Poor air quality is both a health issue and an economic challenge along the Wasatch Front. One of the biggest drivers of poor air quality is automobile traffic – a problem that could be alleviated by shifting to alternative fuel vehicles, among which electric vehicles now appear to be the most promising solution.

The research objectives of the project include:

  • Examining the national landscape for state-level tax incentives for alternative fuel vehicles and determining how aggressive Utah’s incentives are compared to those in other states.
  • Identifying ways in which Utah may be discouraging alternative fuel vehicle use.
  • Examining incentive programs, with an eye toward usage rates and costs.
  • Reviewing current and past incentive programs in Utah.
  • Exploring possible Utah incentives for employers to provide the infrastructure (charging stations, etc.) to encourage employees to purchase alternative-fuel vehicles.
  • Providing guidance to policymakers on ways to encourage shifts to alternative fuel vehicles among private citizens, the public sector and businesses.
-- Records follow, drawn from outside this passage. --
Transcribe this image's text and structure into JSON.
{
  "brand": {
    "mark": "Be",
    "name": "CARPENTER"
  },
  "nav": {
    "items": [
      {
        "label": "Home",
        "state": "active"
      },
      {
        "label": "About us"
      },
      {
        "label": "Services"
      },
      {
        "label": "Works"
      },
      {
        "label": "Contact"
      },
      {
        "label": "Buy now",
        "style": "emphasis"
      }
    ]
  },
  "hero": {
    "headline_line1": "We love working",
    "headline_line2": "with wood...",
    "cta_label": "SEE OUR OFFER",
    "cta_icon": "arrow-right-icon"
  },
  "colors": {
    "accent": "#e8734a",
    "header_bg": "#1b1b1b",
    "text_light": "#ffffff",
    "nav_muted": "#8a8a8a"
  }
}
“Utah Foundation’s survey work consistently shows air quality to be among the very top concerns of Utahns,” said Utah Foundation President Peter Reichard. “We are pleased UCAIR is supporting our efforts to explore how we can make our state a national leader in encouraging lower emissions on our roads.”